Free Press sports writers Dave Birkett and Carlos Monarrez preview the Lions’ game against the Bills. Recorded Dec. 13, 2018.
Carlos Monarrez and Dave Birkett, Detroit Free Press
Even with budding star running back Kerryon Johnson sidelined with an injury, the Detroit Lions’ run game hasn’t missed a step.
The Lions have rushed for more than 100 yards in each of their past three games. It’s one of the best three-game rushing performances of the season for the Lions.
And yet, it’s hard to fathom. Johnson was averaging 5.4 yards per carry and broke the century mark twice on his own when he went down with a sprained left knee Nov. 18 against the Carolina Panthers.
The next week, LeGarrette Blount ran for 88 of the Lions’ 111 rushing yards against the Chicago Bears.
The week after that, Blount had 61 of the Lions’ 102 rushing yards against the Los Angeles Rams.
Last week, it was the unlikely contribution of Zach Zenner. He was key in an inspired fourth-quarter drive and ran for 54 of the Lions’ 122 yards against the Arizona Cardinals.
The metaphor of cooking with cold grease was recently invoked when Blount spoke of the need for running backs to get carries in order to find their rhythm. But Zenner’s lack of carries was even greater; he was out of football for nearly two months until the Lions signed him Nov. 6.
“He cookin’ with the air fryer,” Blount said Thursday.
Blount. Zenner. How has the Lions’ run game inexplicably continued to churn?
“There really ain’t no secret,” Blount said. “We’ve just been executing better and better as the year’s gone on. Better blocking, better running, better decision-making, breaking more tackles. It’s a series of things that have contributed to it.”
In a way, the Lions have had little choice. With injuries and the Golden Tate trade limiting their offensive arsenal, the Lions have had to rely on the run game despite its ineffectiveness in the past.
“It’s a team game, it’s complementary,” Blount said. “In order for you to be successful on offense, you’ve got to run the ball well.
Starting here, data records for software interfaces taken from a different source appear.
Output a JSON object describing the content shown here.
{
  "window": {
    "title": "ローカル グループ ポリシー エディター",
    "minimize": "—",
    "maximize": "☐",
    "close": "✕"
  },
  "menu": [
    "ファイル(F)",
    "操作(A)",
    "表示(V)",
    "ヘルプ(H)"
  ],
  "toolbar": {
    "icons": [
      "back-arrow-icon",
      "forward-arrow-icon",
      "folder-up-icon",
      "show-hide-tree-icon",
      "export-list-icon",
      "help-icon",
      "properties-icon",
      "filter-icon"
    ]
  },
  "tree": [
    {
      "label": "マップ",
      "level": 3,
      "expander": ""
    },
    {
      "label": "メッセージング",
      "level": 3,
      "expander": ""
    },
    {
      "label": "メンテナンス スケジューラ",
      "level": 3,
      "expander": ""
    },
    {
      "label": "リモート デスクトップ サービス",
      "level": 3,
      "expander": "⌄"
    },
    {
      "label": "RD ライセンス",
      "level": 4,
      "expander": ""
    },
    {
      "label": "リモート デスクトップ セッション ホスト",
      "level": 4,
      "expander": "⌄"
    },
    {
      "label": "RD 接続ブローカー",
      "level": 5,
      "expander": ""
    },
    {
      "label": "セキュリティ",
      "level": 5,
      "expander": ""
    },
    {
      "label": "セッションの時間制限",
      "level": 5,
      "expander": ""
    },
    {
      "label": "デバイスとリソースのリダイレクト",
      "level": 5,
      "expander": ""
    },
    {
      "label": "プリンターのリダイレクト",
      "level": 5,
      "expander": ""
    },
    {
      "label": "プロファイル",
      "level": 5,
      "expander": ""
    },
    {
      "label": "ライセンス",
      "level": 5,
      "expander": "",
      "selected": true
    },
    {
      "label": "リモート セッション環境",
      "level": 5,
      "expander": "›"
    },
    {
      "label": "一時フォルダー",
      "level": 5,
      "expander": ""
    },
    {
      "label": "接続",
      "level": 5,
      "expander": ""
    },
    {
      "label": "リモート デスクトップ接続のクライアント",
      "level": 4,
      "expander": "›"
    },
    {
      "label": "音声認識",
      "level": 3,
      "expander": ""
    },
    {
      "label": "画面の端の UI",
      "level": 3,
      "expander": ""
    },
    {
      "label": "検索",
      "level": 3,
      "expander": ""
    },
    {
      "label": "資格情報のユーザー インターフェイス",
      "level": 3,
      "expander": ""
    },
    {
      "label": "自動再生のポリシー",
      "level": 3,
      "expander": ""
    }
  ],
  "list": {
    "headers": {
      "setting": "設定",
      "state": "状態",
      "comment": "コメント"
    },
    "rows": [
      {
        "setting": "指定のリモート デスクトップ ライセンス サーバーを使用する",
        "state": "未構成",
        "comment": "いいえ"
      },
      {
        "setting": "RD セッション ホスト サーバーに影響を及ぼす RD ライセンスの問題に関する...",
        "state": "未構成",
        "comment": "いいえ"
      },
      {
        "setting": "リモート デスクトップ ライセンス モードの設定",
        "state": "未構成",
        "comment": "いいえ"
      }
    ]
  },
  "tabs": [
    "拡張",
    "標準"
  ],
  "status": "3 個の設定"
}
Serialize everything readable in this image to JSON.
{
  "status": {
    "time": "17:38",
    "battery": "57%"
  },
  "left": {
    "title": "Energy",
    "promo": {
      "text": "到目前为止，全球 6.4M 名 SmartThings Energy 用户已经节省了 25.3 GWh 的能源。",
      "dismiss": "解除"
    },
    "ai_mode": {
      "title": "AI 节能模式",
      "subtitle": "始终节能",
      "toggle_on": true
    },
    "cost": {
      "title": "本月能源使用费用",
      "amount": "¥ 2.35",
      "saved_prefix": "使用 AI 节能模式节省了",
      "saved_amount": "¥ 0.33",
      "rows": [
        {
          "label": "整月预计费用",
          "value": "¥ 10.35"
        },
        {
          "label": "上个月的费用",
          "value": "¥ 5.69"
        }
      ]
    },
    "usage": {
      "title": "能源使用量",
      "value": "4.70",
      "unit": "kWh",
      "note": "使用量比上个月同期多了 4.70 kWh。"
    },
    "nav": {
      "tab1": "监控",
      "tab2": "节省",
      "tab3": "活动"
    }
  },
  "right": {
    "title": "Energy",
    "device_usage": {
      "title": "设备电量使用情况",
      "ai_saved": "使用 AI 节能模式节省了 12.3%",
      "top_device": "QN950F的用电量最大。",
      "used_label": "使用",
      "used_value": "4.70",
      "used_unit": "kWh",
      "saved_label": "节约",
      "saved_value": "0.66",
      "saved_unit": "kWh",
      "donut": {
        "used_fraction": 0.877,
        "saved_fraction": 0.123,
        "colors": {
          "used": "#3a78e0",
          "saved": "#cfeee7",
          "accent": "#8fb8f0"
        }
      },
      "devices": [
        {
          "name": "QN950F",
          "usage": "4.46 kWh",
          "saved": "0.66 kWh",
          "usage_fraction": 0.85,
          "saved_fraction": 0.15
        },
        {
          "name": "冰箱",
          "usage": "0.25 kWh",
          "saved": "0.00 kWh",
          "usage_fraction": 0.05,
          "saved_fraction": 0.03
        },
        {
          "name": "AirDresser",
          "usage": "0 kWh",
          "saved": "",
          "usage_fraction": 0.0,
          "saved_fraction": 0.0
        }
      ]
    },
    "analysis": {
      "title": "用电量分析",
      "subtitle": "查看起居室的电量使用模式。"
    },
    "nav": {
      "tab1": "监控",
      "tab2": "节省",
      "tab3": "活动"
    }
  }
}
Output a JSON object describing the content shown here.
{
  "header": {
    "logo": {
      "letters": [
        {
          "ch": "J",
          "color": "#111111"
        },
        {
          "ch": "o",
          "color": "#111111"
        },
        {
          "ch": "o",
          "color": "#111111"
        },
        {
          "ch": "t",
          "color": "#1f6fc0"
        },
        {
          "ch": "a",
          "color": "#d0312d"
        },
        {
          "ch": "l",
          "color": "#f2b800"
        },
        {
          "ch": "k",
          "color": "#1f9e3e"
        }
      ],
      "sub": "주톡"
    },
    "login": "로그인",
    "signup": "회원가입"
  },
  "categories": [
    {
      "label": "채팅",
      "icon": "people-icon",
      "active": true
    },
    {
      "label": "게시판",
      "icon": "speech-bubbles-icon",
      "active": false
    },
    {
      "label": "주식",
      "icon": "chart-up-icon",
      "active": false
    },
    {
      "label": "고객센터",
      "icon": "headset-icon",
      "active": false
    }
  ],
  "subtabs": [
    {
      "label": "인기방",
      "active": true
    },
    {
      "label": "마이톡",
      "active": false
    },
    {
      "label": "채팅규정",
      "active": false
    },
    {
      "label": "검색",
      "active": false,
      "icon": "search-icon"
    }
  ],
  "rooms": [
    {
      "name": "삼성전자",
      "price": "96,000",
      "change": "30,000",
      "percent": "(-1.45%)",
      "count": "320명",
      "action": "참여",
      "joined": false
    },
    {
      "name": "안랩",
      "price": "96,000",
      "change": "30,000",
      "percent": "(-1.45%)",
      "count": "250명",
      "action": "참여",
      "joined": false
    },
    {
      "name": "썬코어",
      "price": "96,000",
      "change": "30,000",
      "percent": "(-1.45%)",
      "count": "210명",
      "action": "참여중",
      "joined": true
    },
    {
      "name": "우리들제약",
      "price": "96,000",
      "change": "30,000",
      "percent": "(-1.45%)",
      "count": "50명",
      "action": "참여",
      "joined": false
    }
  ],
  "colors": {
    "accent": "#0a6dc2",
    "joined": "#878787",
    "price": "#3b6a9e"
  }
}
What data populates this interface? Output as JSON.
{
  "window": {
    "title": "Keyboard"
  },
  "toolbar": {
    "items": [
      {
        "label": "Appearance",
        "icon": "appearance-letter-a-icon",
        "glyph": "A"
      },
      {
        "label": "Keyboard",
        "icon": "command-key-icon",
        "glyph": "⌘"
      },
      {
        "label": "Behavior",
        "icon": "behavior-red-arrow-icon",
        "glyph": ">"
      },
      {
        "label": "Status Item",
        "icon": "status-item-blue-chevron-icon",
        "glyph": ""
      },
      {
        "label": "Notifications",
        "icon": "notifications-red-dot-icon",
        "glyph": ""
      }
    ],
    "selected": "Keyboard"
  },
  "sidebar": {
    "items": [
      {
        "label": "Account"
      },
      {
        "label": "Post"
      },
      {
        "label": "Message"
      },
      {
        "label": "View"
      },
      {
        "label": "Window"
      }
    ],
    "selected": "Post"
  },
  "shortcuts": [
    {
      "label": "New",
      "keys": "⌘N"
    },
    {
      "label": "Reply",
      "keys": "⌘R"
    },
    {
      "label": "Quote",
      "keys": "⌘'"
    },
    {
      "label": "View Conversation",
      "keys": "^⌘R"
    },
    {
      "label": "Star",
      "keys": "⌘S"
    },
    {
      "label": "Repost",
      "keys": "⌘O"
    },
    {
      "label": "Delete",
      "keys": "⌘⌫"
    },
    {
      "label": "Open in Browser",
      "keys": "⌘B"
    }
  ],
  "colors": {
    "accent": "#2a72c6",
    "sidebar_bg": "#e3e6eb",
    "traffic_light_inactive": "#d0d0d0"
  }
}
You’ve got to throw the ball well and you’ve got to block well.
“Any offensive player would come in here and say they want an offensive explosion. But realistically that rarely happens. You’re not going to see a lot of games where guys are passing for 400, 500 yards. You’re not going to see a lot of game where guys are rushing for 238 yards on less than 20 carries with four touchdowns. You’re not going to see things like that happen often.”
Even the Tennessee Titans’ Derrick Henry — he of the 238 yards and four touchdowns — would probably admit his impressive showing last week against the Jacksonville Jaguars’ lifeless defense isn’t likely to happen again any time soon. Like the Titans and every other team, the Lions can’t hope for an offensive anomaly to save them. They have to deal with the reality of who’s available.
“It may not always be a ton of points and a ton of yards,” offensive coordinator Jim Bob Cooter said. “We’d love to move the ball every drive and score points every drive, but we’re going to find a way to win that game.
“That’s the goal of our staff, that’s the goal of our offense. How can we work together with our defense, with our special teams to get the win, to walk out of there with the win? If it’s pretty, if it’s ugly, we’ll take the win. They all count the same.”
The Lions’ 17-3 was roundly criticized as boring football — though that matters little to the Lions. And they could be in for more of the same this wek, with quarterback Matthew Stafford dealing with a back injury and the Lions visiting the Buffalo Bills’ top-ranked defense Sunday.
“I haven’t really saw that or heard that,” Blount said of the boring talk. “But we don’t really care about that. Whatever it takes for us to get the win, we don’t care if it’s a boring or exciting game to anyone else. It’s about winning to us, really.”
Contact Carlos Monarrez at firstname.lastname@example.org or follow him on Twitter @cmonarrez.